[Component data from apps and pages]

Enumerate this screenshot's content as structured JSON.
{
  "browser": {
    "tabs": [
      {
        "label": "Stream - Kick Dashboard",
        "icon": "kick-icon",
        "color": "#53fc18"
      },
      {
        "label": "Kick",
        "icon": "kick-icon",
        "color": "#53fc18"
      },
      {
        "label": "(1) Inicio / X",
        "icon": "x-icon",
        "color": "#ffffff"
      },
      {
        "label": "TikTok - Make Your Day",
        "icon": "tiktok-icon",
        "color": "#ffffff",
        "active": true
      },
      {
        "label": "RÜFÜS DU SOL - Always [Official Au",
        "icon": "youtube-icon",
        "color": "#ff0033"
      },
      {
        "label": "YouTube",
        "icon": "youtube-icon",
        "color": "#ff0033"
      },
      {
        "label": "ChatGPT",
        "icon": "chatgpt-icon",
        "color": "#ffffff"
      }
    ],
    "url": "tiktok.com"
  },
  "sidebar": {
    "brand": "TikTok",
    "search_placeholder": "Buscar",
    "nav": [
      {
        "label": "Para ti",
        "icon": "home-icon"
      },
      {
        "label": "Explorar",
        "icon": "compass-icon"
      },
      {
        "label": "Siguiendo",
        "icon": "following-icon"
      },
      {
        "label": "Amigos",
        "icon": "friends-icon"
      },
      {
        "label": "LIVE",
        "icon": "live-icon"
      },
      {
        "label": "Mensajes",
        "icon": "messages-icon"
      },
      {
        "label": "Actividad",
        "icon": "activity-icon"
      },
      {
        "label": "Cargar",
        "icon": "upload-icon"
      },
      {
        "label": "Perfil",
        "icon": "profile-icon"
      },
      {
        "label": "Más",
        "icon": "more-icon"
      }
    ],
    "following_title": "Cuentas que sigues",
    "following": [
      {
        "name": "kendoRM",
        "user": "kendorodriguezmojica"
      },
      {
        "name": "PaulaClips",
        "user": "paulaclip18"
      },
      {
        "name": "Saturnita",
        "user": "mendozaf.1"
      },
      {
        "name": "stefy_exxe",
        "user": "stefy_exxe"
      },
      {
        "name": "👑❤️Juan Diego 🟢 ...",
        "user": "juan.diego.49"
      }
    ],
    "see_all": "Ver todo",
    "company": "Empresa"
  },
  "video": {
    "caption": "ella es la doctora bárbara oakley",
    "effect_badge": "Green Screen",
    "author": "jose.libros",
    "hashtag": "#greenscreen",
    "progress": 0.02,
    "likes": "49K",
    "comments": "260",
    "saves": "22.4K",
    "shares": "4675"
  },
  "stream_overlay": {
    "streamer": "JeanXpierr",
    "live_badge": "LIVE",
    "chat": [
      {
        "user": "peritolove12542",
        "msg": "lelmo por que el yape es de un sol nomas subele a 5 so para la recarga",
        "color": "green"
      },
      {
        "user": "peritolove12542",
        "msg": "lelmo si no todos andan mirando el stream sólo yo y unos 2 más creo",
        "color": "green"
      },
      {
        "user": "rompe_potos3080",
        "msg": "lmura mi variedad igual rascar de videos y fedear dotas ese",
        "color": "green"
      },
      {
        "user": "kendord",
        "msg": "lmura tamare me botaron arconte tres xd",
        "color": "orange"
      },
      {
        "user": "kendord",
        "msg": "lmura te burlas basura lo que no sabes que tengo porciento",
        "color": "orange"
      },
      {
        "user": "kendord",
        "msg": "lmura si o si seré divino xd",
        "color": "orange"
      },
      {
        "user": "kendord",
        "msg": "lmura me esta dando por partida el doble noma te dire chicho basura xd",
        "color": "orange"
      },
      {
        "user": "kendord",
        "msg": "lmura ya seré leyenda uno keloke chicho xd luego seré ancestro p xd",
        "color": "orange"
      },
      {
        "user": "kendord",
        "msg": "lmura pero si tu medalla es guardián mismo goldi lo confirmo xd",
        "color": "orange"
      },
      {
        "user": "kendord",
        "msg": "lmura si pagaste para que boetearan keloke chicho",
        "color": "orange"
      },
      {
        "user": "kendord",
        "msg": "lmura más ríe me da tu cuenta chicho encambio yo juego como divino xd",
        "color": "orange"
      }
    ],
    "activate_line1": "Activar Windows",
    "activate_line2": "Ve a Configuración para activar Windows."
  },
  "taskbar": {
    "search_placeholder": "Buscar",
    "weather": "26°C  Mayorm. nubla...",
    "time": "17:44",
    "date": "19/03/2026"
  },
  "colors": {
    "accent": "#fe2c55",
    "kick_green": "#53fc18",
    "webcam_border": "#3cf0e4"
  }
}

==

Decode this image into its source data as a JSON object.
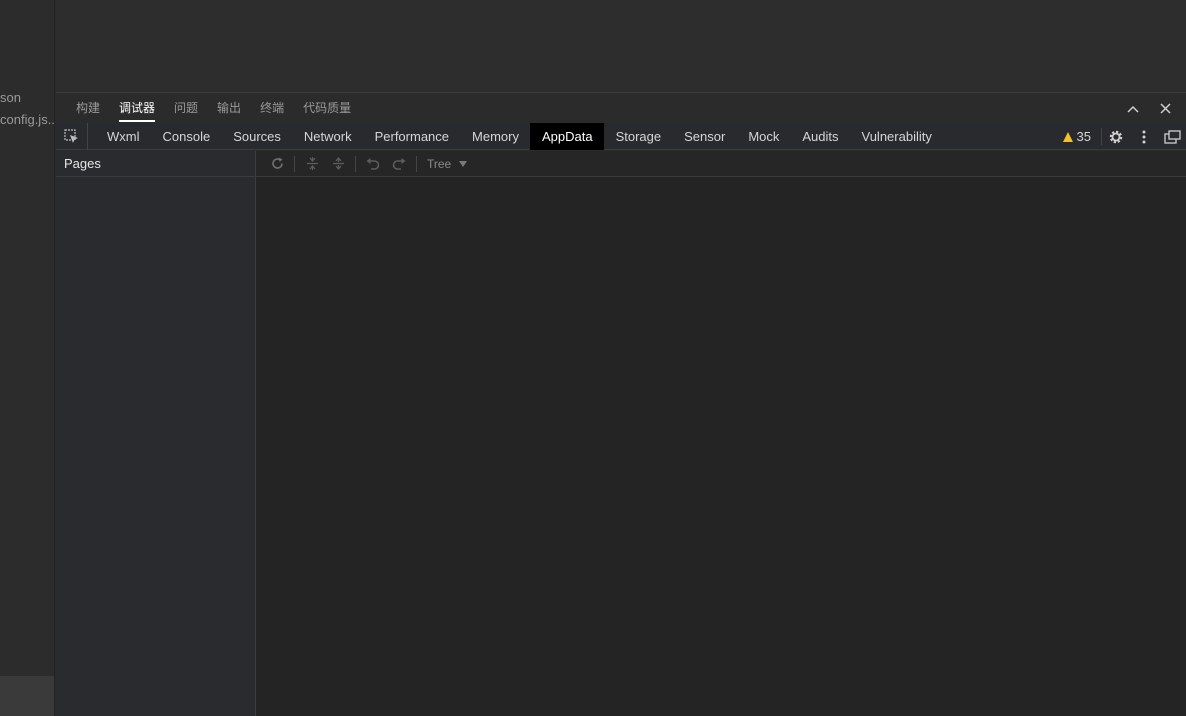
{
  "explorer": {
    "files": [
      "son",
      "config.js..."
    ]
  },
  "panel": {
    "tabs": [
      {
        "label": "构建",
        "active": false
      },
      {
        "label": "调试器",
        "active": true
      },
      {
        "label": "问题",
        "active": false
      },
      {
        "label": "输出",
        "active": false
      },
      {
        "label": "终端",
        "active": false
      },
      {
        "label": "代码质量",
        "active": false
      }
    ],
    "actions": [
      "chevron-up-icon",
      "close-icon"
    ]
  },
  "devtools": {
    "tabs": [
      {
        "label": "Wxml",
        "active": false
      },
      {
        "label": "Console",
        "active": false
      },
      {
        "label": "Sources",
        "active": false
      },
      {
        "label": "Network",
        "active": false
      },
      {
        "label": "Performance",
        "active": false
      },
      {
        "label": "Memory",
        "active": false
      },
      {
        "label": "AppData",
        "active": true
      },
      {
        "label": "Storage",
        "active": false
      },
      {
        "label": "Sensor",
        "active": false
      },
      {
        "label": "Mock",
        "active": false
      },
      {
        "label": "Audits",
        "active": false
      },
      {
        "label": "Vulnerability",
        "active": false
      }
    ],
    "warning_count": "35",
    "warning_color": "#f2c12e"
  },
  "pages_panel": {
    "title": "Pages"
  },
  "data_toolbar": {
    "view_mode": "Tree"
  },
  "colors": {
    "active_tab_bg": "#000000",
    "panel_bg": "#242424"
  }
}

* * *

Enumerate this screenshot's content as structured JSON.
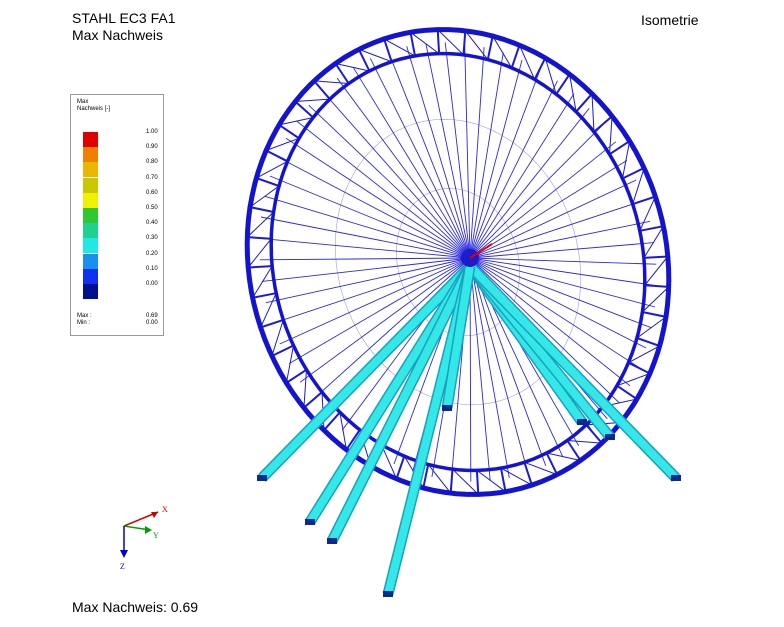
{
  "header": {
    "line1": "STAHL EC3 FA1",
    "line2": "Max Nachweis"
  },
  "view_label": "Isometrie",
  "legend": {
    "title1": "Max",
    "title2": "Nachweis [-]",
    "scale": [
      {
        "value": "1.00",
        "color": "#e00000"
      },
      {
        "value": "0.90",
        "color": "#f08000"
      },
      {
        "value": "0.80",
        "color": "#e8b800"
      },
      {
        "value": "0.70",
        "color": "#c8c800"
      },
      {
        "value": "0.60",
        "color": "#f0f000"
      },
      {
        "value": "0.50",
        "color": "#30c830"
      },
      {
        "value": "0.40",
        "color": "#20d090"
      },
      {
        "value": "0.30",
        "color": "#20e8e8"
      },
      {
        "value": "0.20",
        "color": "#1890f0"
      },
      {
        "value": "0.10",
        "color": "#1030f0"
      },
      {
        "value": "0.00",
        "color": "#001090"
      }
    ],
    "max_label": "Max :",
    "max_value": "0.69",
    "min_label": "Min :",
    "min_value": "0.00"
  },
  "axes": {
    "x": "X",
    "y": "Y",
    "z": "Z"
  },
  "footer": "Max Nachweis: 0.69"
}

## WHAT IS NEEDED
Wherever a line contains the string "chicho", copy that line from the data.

## OUTPUT OF THE EXERCISE
        "msg": "lmura me esta dando por partida el doble noma te dire chicho basura xd",
        "msg": "lmura ya seré leyenda uno keloke chicho xd luego seré ancestro p xd",
        "msg": "lmura si pagaste para que boetearan keloke chicho",
        "msg": "lmura más ríe me da tu cuenta chicho encambio yo juego como divino xd",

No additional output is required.